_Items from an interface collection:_

· · · · ·

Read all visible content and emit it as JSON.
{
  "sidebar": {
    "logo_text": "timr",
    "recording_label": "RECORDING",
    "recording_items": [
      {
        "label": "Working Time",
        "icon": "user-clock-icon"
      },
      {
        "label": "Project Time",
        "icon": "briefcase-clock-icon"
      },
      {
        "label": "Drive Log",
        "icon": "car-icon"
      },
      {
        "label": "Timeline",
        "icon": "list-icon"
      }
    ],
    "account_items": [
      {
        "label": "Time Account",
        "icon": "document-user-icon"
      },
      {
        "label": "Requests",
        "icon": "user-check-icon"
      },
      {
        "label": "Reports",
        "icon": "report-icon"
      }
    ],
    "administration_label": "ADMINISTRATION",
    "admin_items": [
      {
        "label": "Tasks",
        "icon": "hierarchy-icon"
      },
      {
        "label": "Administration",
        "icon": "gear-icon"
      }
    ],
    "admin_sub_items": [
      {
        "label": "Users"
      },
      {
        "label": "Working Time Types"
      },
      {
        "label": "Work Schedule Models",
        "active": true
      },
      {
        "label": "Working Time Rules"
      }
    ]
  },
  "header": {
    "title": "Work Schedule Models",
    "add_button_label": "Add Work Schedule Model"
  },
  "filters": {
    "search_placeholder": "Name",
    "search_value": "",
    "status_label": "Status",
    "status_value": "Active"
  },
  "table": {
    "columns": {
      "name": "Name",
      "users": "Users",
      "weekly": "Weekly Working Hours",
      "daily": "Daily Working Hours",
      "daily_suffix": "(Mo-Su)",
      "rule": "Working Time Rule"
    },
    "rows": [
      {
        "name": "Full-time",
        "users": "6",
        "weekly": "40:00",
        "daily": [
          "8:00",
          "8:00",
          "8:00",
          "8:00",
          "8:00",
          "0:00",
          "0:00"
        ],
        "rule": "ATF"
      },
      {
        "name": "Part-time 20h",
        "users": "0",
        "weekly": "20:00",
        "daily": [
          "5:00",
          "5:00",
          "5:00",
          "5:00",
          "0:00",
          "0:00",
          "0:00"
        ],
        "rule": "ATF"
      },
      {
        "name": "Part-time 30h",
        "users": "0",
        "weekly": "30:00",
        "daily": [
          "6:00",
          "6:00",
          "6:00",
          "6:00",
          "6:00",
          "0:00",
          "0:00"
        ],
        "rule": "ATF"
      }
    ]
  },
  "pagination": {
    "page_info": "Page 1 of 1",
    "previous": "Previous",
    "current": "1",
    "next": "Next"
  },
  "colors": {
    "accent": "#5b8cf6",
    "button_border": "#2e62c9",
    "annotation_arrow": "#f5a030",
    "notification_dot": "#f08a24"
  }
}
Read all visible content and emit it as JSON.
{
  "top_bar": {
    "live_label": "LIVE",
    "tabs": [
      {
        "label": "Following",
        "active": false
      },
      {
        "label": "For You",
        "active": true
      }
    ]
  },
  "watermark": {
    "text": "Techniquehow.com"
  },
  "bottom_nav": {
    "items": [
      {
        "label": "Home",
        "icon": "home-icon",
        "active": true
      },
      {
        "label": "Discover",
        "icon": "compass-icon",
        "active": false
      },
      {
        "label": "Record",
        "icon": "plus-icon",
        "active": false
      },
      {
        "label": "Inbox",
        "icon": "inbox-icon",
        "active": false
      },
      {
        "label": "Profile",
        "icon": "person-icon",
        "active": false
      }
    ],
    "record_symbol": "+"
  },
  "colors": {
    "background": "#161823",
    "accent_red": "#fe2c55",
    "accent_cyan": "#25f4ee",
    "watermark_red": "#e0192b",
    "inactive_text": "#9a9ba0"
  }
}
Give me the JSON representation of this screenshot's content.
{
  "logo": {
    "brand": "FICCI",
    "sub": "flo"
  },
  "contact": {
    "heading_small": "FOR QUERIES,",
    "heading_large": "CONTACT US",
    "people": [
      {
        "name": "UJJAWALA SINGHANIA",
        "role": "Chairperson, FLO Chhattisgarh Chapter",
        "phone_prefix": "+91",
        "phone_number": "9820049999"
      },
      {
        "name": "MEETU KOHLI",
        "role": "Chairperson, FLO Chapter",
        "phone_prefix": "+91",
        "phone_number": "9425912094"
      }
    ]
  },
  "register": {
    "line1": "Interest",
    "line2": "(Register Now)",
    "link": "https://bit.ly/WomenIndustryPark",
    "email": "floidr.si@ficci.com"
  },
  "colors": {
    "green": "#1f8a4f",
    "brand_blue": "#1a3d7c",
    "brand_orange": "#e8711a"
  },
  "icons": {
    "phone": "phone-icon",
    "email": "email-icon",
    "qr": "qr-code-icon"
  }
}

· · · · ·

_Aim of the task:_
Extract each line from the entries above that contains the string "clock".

_Solution for this task:_
        "icon": "user-clock-icon"
        "icon": "briefcase-clock-icon"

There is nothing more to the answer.